In September 2011, the Government of Botswana and De Beers announced a landmark 10-year sales agreement that would see De Beers transfer its London-based diamond trading activities to Botswana by the end of 2013.
Debswana will continue to sell 100% of its annual output to DTCB, which will sort and value the production. DTCB will sell the majority of this production to De Beers and the balance to a new Government appointed sales outlet – Okavango Diamond Company. The new agreement, the longest signed by the two shareholders, now sees De Beers’ Sightholders purchasing their rough diamonds from Gaborone and initiates the much-needed critical mass of secondary diamond trading in Botswana. Some of the benefits of the agreement include; the growth in volume of diamonds traded in Botswana up to the tune of about USD6billion, much of which it is hoped will go through local banking institutions. This will result in growth in employment, as well as downstream and other support services. This agreement is the cornerstone of the long-term future of one of the world’s most successful public / private partnerships.
Beneficiation in Botswana
The 2011 sales agreement secures De Beers’ long-term access to the largest supply of diamonds in the world, and will transform Botswana into a leading diamond trading and manufacturing hub.

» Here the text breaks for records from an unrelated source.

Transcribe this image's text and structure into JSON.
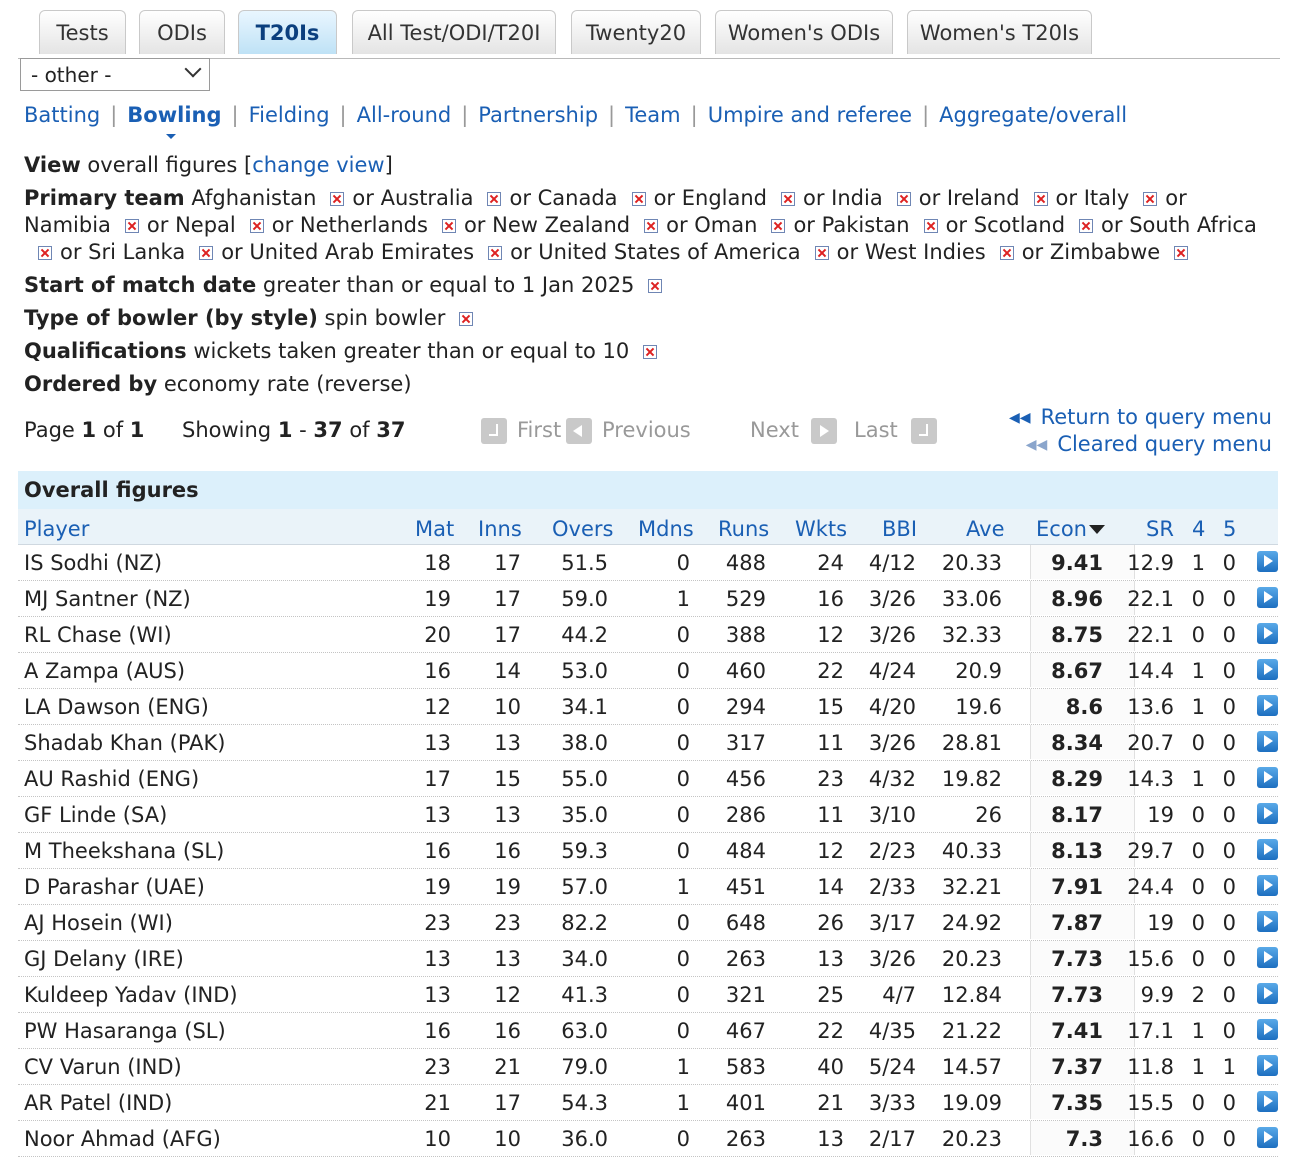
{
  "tabs": [
    "Tests",
    "ODIs",
    "T20Is",
    "All Test/ODI/T20I",
    "Twenty20",
    "Women's ODIs",
    "Women's T20Is"
  ],
  "active_tab": "T20Is",
  "select": {
    "value": "- other -"
  },
  "subnav": [
    "Batting",
    "Bowling",
    "Fielding",
    "All-round",
    "Partnership",
    "Team",
    "Umpire and referee",
    "Aggregate/overall"
  ],
  "active_subnav": "Bowling",
  "criteria": {
    "view_label": "View",
    "view_text": "overall figures",
    "change_view": "change view",
    "primary_label": "Primary team",
    "teams": [
      "Afghanistan",
      "Australia",
      "Canada",
      "England",
      "India",
      "Ireland",
      "Italy",
      "Namibia",
      "Nepal",
      "Netherlands",
      "New Zealand",
      "Oman",
      "Pakistan",
      "Scotland",
      "South Africa",
      "Sri Lanka",
      "United Arab Emirates",
      "United States of America",
      "West Indies",
      "Zimbabwe"
    ],
    "or_word": "or",
    "date_label": "Start of match date",
    "date_text": "greater than or equal to 1 Jan 2025",
    "bowler_label": "Type of bowler (by style)",
    "bowler_text": "spin bowler",
    "qual_label": "Qualifications",
    "qual_text": "wickets taken greater than or equal to 10",
    "order_label": "Ordered by",
    "order_text": "economy rate (reverse)"
  },
  "pagination": {
    "page_word": "Page",
    "page": "1",
    "of_word": "of",
    "pages": "1",
    "showing_word": "Showing",
    "from": "1",
    "dash": "-",
    "to": "37",
    "total": "37",
    "first": "First",
    "previous": "Previous",
    "next": "Next",
    "last": "Last",
    "return_link": "Return to query menu",
    "cleared_link": "Cleared query menu"
  },
  "table": {
    "caption": "Overall figures",
    "headers": [
      "Player",
      "Mat",
      "Inns",
      "Overs",
      "Mdns",
      "Runs",
      "Wkts",
      "BBI",
      "Ave",
      "Econ",
      "SR",
      "4",
      "5"
    ],
    "rows": [
      [
        "IS Sodhi (NZ)",
        "18",
        "17",
        "51.5",
        "0",
        "488",
        "24",
        "4/12",
        "20.33",
        "9.41",
        "12.9",
        "1",
        "0"
      ],
      [
        "MJ Santner (NZ)",
        "19",
        "17",
        "59.0",
        "1",
        "529",
        "16",
        "3/26",
        "33.06",
        "8.96",
        "22.1",
        "0",
        "0"
      ],
      [
        "RL Chase (WI)",
        "20",
        "17",
        "44.2",
        "0",
        "388",
        "12",
        "3/26",
        "32.33",
        "8.75",
        "22.1",
        "0",
        "0"
      ],
      [
        "A Zampa (AUS)",
        "16",
        "14",
        "53.0",
        "0",
        "460",
        "22",
        "4/24",
        "20.9",
        "8.67",
        "14.4",
        "1",
        "0"
      ],
      [
        "LA Dawson (ENG)",
        "12",
        "10",
        "34.1",
        "0",
        "294",
        "15",
        "4/20",
        "19.6",
        "8.6",
        "13.6",
        "1",
        "0"
      ],
      [
        "Shadab Khan (PAK)",
        "13",
        "13",
        "38.0",
        "0",
        "317",
        "11",
        "3/26",
        "28.81",
        "8.34",
        "20.7",
        "0",
        "0"
      ],
      [
        "AU Rashid (ENG)",
        "17",
        "15",
        "55.0",
        "0",
        "456",
        "23",
        "4/32",
        "19.82",
        "8.29",
        "14.3",
        "1",
        "0"
      ],
      [
        "GF Linde (SA)",
        "13",
        "13",
        "35.0",
        "0",
        "286",
        "11",
        "3/10",
        "26",
        "8.17",
        "19",
        "0",
        "0"
      ],
      [
        "M Theekshana (SL)",
        "16",
        "16",
        "59.3",
        "0",
        "484",
        "12",
        "2/23",
        "40.33",
        "8.13",
        "29.7",
        "0",
        "0"
      ],
      [
        "D Parashar (UAE)",
        "19",
        "19",
        "57.0",
        "1",
        "451",
        "14",
        "2/33",
        "32.21",
        "7.91",
        "24.4",
        "0",
        "0"
      ],
      [
        "AJ Hosein (WI)",
        "23",
        "23",
        "82.2",
        "0",
        "648",
        "26",
        "3/17",
        "24.92",
        "7.87",
        "19",
        "0",
        "0"
      ],
      [
        "GJ Delany (IRE)",
        "13",
        "13",
        "34.0",
        "0",
        "263",
        "13",
        "3/26",
        "20.23",
        "7.73",
        "15.6",
        "0",
        "0"
      ],
      [
        "Kuldeep Yadav (IND)",
        "13",
        "12",
        "41.3",
        "0",
        "321",
        "25",
        "4/7",
        "12.84",
        "7.73",
        "9.9",
        "2",
        "0"
      ],
      [
        "PW Hasaranga (SL)",
        "16",
        "16",
        "63.0",
        "0",
        "467",
        "22",
        "4/35",
        "21.22",
        "7.41",
        "17.1",
        "1",
        "0"
      ],
      [
        "CV Varun (IND)",
        "23",
        "21",
        "79.0",
        "1",
        "583",
        "40",
        "5/24",
        "14.57",
        "7.37",
        "11.8",
        "1",
        "1"
      ],
      [
        "AR Patel (IND)",
        "21",
        "17",
        "54.3",
        "1",
        "401",
        "21",
        "3/33",
        "19.09",
        "7.35",
        "15.5",
        "0",
        "0"
      ],
      [
        "Noor Ahmad (AFG)",
        "10",
        "10",
        "36.0",
        "0",
        "263",
        "13",
        "2/17",
        "20.23",
        "7.3",
        "16.6",
        "0",
        "0"
      ]
    ]
  },
  "icons": {
    "remove": "remove-filter-icon",
    "row_action": "play-arrow-icon",
    "sort": "sort-desc-icon"
  },
  "colors": {
    "link": "#1a5fb4",
    "active_tab": "#bfe2f6",
    "caption_bg": "#dcf0fb",
    "remove": "#dd2222"
  }
}
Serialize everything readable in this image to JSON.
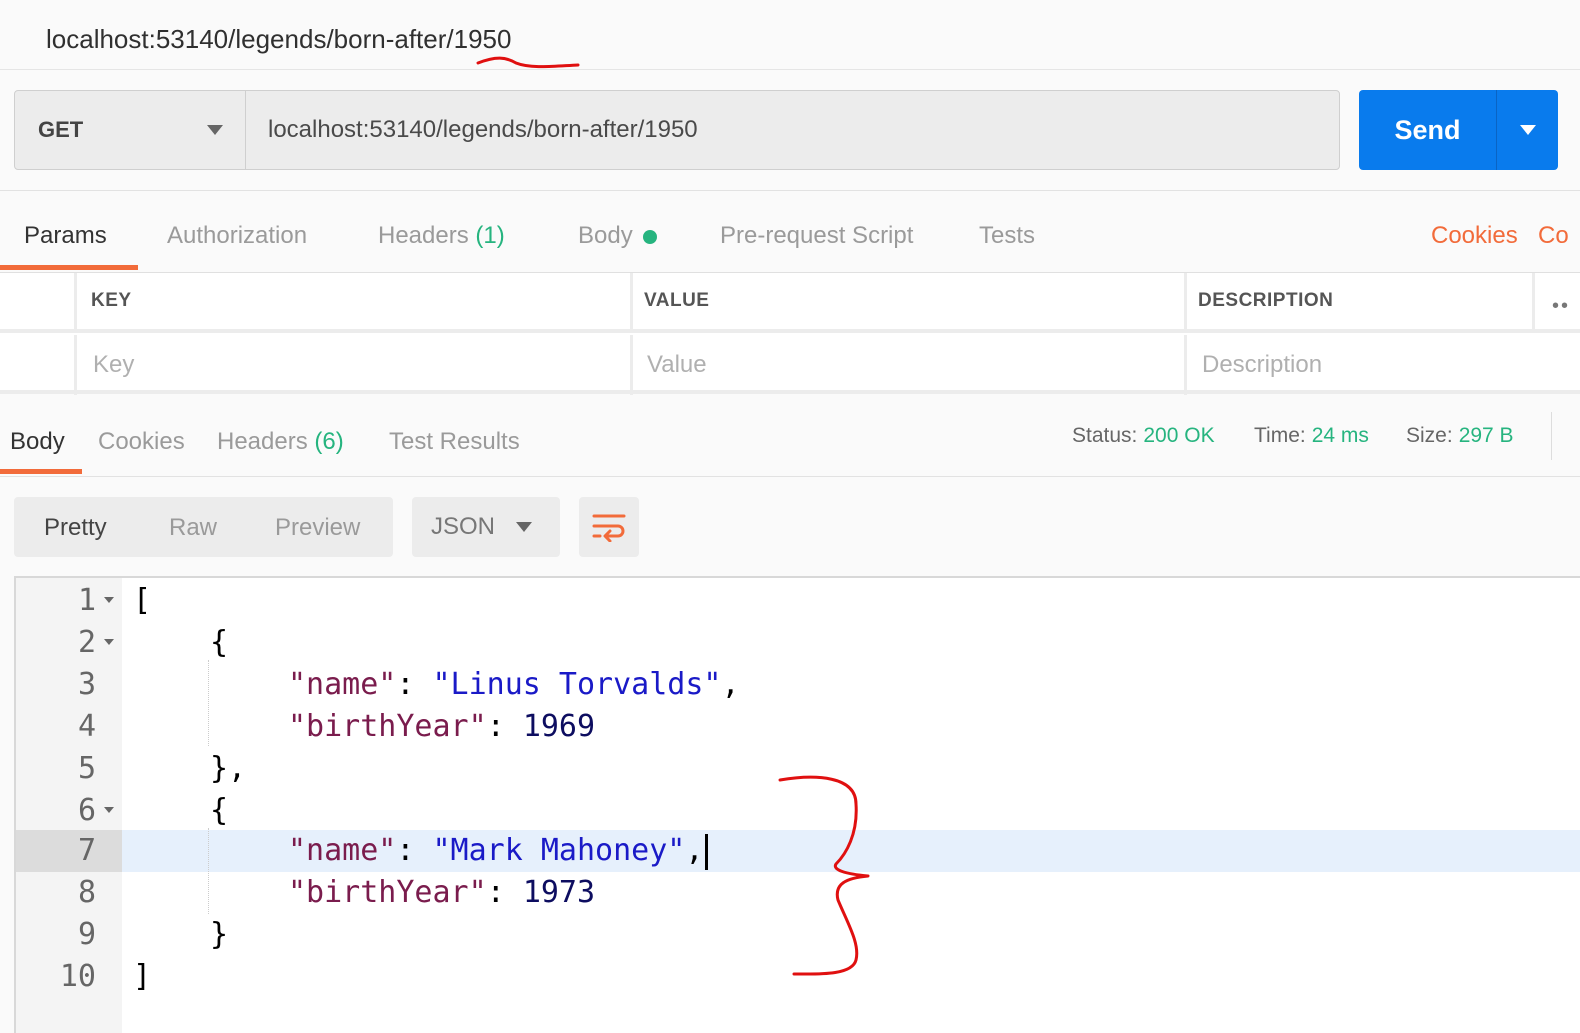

The landscape of the diamond market has been changing rapidly in the years following the global economic downturn. Demand for diamonds is growing and beginning to exceed supply. The emerging growth in China and India (China, India and the Gulf are projected to surpass US market share in just over three years), coupled with no new major sources of supply in the horizon, means that rough diamond supply is more valuable than ever.
At the same time, the owners of that supply (producer countries) are increasingly articulating their aspirations for their natural resource and the role it must play in their own domestic economic development.
The discovery of diamonds is the foundation on which Botswana was built. Despite the diamond industry being prone to recession, the revenues from diamonds have helped raise the fledgling new democracy of the 60s from a poor, foreign-aid dependent country to the prosperous, modern country it is today.
Migration of DTC
A $6 billion dollar company moves to Botswana On 14 August 2012, the De Beers Group formally commenced worldwide diamond aggregation in Gaborone, two months ahead of schedule. The milestone is part of the sales agreement between De Beers and Botswana and marks the delivery of the first phase of the migration of De Beers’ sales activities to Botswana. The process of aggregation, which involves the mixing of like-for-like diamonds from De Beers’ global production, is an integral part of De Beers’ business. It provides Sightholders with supply consistency to enable them to plan their downstream business and commit to long-term investments in producer countries such as Botswana. Until the launch of Aggregation in Botswana, aggregation had taken place in London for nearly 80 years. Aggregation cements a solid foundation of beneficiation to Botswana. Aggregation is hugely important to beneficiation because aggregating diamonds generates scale, reduces volatility and provides continuity for Sightholders.
There are five key processes used in Aggregation:
Aggregation now takes place in the new purpose-built De Beers facility housed within the DTC Botswana building. Following the relocation of aggregation activities, De Beers relocated all DTC Sights and sales operations from London to Gaborone by the end of 2013 – transferring professionals, experience, equipment and technology into the country. By the end of 2013, more than P170 million had been invested in the DTC Botswana building for modifications and extensions.